Traveling means going somewhere you don’t normally visit—that fact is pretty obvious. As a result, you are not going to have the same familiarity with that space as you do with the area back home. Therefore, driving comes with increased risks. Different roads, different people and places all might challenge your knowledge.
Foreign travel even enhances this risk. Not only will you drive in an unfamiliar place, it will have different laws and customs. Even if you travel frequently, you still likely won’t every day, and this creates a safety risk.
One of the foreign destinations that Americans visit most is Mexico. We are close, friendly neighbors who have a lot in common. However, there are a lot of differences between the two countries as well. Traffic and insurance laws vary in Mexico. Vehicle safety and security varies as well. At times, your ability to safeguard your car in this environment might become limited. You might face different theft or vandalism risks that you might not at home. Americans traveling in Mexico should do their best to keep vehicle security in mind.
Vehicle Safety Threats in Mexico
In most cases, vehicle theft and vandalism risks are not that much different in Mexico than they are in the U.S. However, it often helps Americans to know what these risks are anyway.
- Certain areas of Mexico have a propensity for highway bandits to roam local roadways. They might prey on drivers, particularly ones who do not know how to spot them. Often, they trap travelers by forcing them to pull off the road under the guise of helping with car trouble.
- In large cities, vehicle thieves might work in areas that have a large tourist presence. Theft might occur just like pick-pocketing or muggings that might happen if you go to the wrong areas.

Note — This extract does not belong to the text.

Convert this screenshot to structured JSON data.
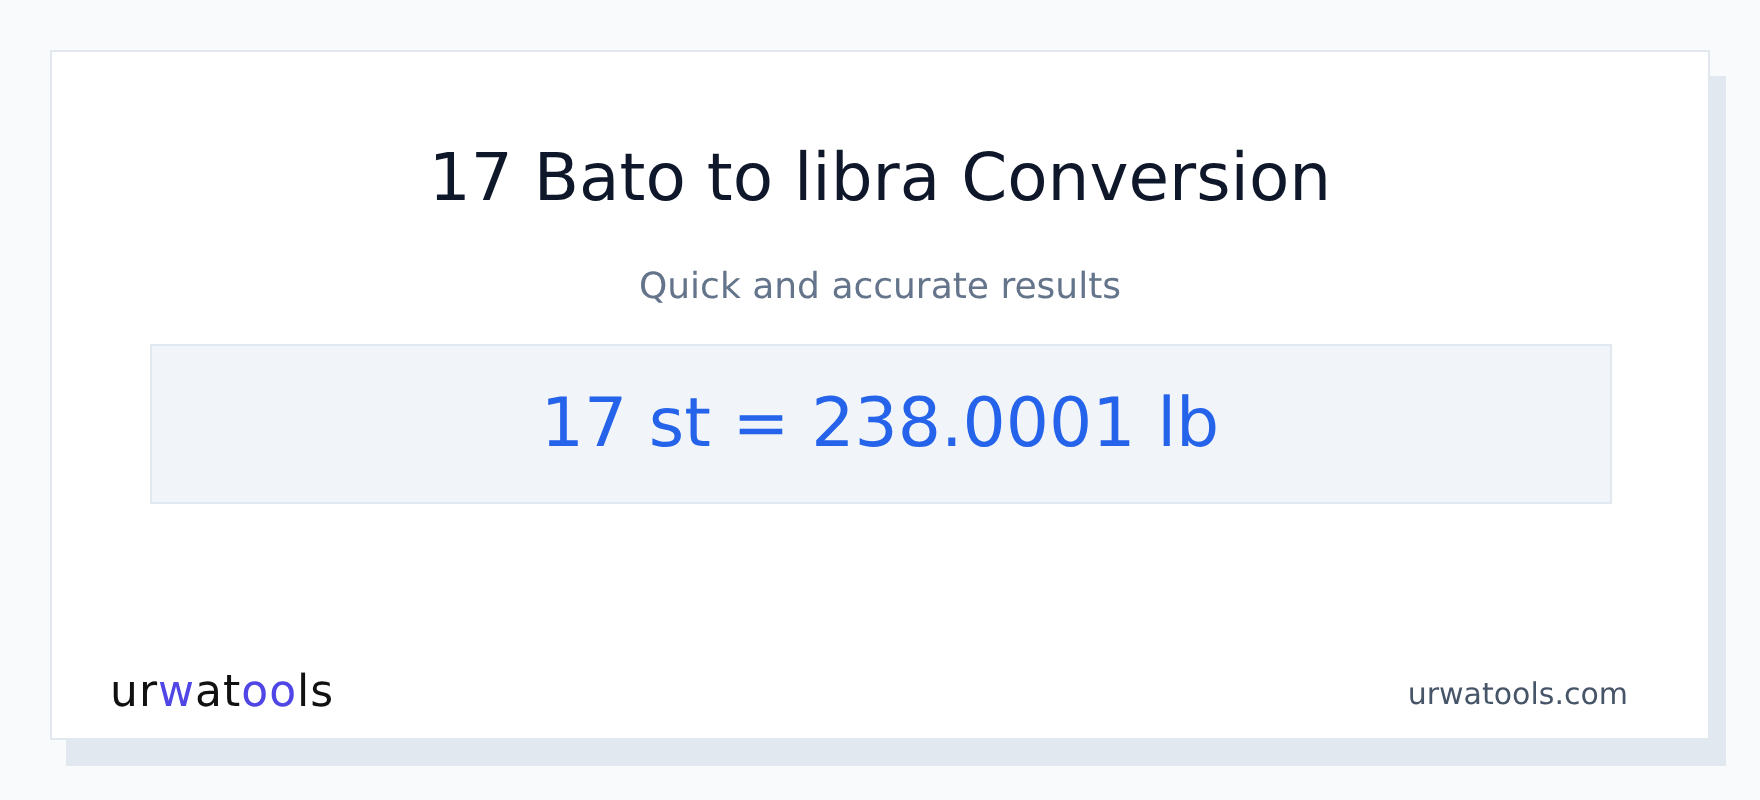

- Areas of violence exist in Mexico. This might result from gang violence, drug trafficking and other criminal activity. It’s wrong to assume that these risks exist everywhere. However, do your research to find out where the risks are present. Most American drivers should take care to avoid the problem areas.
The good news is that car insurance will likely cover vehicle theft in Mexico. However, there’s a catch. To get vehicle coverage for theft in Mexico, you must carry a Mexican car insurance policy.
What’s Mexican Car Insurance?
Mexican law does not recognize American car insurance policies. This is because of differences in the marketplace and local insurance laws. If you drive into Mexico using a car insurance policy from the states, that policy will likely void. You won’t be able to use it to get coverage. Therefore, before going to Mexico, enroll in a Mexican policy. This insurance comes backed by reputable Mexican insurers.
In most cases you need liability insurance, legal assistance, collision coverage, as well as coverage for theft and vandalism. Some of these limits come automatically on policies. At other times you have to ask for an endorsement. The way these elements of coverage apply might differ in Mexico than you recognize from your U.S. policy. Ask your Mexican insurance agent what coverage you need in Mexico. If you have particular fears about theft, make sure your agent knows this.
Keeping Your Vehicle Secure During Your Travels
Even if you get Mexican insurance, that doesn’t mean you can go without safety precautions. If you do your absolute best to avoid hazards, you might not have to make a claim in the first place.
- Before travel, do your research on where you plan to go. If your route or destination takes you to a place known for vehicle risks, it might be a good idea to avoid that area. Mexican travel guides, the U.S. state department and other entities provide comprehensive guides on what areas of Mexico are safe or unsafe.
- Because of risks of high way bandits, don't stop on certain stretches of highway. Try to make it to a safe place, unless you have a legitimate vehicle problem that merits a hard stop.
- When leaving your vehicle, keep it locked and arm the security system. Park it in as safe an area as possible. Don’t leave items like purses, money or valuables on display in the car. Hide these items in the trunk, or take them with you.
- Many drivers install safety mechanisms like steering wheel locks or GPS trackers. These devices might help deter potential thieves in the right circumstances.
If you experience theft, contact the police. They can file a report, and start and investigation. They will likely provide you with information on how to file an insurance claim. Make sure you double check all of the investigation paperwork for accuracy.
Afterwards, contact your insurer. They can help you file a claim for compensation on the stolen car. If you become stranded in Mexico, your insurance might pay for a rental vehicle or plane tickets home. Use it as a mechanism to help keep you safe when the worst happens. However, do your best to keep it from happening.